** THE TASK **
In full and without alteration, output each record given here.

(Extracted data entries)
● ● ● ●
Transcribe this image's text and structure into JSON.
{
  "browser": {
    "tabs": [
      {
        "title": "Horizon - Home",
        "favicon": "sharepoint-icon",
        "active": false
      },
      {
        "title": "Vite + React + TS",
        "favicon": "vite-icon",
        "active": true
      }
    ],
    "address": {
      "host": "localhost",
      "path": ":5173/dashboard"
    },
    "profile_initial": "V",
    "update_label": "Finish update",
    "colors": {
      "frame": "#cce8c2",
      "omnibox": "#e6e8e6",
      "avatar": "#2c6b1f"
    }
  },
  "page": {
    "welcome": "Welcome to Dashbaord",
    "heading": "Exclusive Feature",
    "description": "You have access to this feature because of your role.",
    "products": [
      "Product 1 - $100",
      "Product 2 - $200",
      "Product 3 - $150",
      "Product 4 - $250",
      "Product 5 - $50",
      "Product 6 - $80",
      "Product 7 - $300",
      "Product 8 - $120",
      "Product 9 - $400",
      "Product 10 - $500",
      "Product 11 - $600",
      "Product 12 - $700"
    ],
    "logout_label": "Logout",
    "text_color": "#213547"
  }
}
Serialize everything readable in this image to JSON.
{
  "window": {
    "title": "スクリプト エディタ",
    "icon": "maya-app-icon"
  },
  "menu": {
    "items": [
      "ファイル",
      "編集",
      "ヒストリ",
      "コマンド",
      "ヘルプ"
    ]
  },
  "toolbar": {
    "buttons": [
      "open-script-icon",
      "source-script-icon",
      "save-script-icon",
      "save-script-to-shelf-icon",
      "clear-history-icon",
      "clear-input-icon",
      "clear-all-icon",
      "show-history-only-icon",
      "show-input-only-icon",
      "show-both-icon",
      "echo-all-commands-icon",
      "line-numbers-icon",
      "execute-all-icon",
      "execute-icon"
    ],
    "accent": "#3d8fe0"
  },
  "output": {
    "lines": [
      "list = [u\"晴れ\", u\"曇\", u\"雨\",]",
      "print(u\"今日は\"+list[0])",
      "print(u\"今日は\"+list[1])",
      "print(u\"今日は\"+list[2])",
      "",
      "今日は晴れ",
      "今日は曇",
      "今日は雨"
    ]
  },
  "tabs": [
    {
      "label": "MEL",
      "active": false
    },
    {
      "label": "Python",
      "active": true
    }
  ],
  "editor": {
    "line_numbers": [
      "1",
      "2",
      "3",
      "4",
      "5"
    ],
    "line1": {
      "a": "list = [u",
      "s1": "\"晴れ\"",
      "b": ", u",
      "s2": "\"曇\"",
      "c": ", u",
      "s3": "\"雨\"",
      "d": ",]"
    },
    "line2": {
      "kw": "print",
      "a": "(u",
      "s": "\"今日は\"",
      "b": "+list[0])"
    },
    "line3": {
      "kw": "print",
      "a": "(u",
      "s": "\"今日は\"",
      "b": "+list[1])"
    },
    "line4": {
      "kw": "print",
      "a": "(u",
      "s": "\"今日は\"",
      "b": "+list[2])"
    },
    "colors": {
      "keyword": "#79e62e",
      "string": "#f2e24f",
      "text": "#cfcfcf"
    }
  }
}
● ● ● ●
** EXERCISE SOLUTION **
Transcribe this image's text and structure into JSON.
{
  "browser": {
    "tabs": [
      {
        "title": "Horizon - Home",
        "favicon": "sharepoint-icon",
        "active": false
      },
      {
        "title": "Vite + React + TS",
        "favicon": "vite-icon",
        "active": true
      }
    ],
    "address": {
      "host": "localhost",
      "path": ":5173/dashboard"
    },
    "profile_initial": "V",
    "update_label": "Finish update",
    "colors": {
      "frame": "#cce8c2",
      "omnibox": "#e6e8e6",
      "avatar": "#2c6b1f"
    }
  },
  "page": {
    "welcome": "Welcome to Dashbaord",
    "heading": "Exclusive Feature",
    "description": "You have access to this feature because of your role.",
    "products": [
      "Product 1 - $100",
      "Product 2 - $200",
      "Product 3 - $150",
      "Product 4 - $250",
      "Product 5 - $50",
      "Product 6 - $80",
      "Product 7 - $300",
      "Product 8 - $120",
      "Product 9 - $400",
      "Product 10 - $500",
      "Product 11 - $600",
      "Product 12 - $700"
    ],
    "logout_label": "Logout",
    "text_color": "#213547"
  }
}
Serialize everything readable in this image to JSON.
{
  "window": {
    "title": "スクリプト エディタ",
    "icon": "maya-app-icon"
  },
  "menu": {
    "items": [
      "ファイル",
      "編集",
      "ヒストリ",
      "コマンド",
      "ヘルプ"
    ]
  },
  "toolbar": {
    "buttons": [
      "open-script-icon",
      "source-script-icon",
      "save-script-icon",
      "save-script-to-shelf-icon",
      "clear-history-icon",
      "clear-input-icon",
      "clear-all-icon",
      "show-history-only-icon",
      "show-input-only-icon",
      "show-both-icon",
      "echo-all-commands-icon",
      "line-numbers-icon",
      "execute-all-icon",
      "execute-icon"
    ],
    "accent": "#3d8fe0"
  },
  "output": {
    "lines": [
      "list = [u\"晴れ\", u\"曇\", u\"雨\",]",
      "print(u\"今日は\"+list[0])",
      "print(u\"今日は\"+list[1])",
      "print(u\"今日は\"+list[2])",
      "",
      "今日は晴れ",
      "今日は曇",
      "今日は雨"
    ]
  },
  "tabs": [
    {
      "label": "MEL",
      "active": false
    },
    {
      "label": "Python",
      "active": true
    }
  ],
  "editor": {
    "line_numbers": [
      "1",
      "2",
      "3",
      "4",
      "5"
    ],
    "line1": {
      "a": "list = [u",
      "s1": "\"晴れ\"",
      "b": ", u",
      "s2": "\"曇\"",
      "c": ", u",
      "s3": "\"雨\"",
      "d": ",]"
    },
    "line2": {
      "kw": "print",
      "a": "(u",
      "s": "\"今日は\"",
      "b": "+list[0])"
    },
    "line3": {
      "kw": "print",
      "a": "(u",
      "s": "\"今日は\"",
      "b": "+list[1])"
    },
    "line4": {
      "kw": "print",
      "a": "(u",
      "s": "\"今日は\"",
      "b": "+list[2])"
    },
    "colors": {
      "keyword": "#79e62e",
      "string": "#f2e24f",
      "text": "#cfcfcf"
    }
  }
}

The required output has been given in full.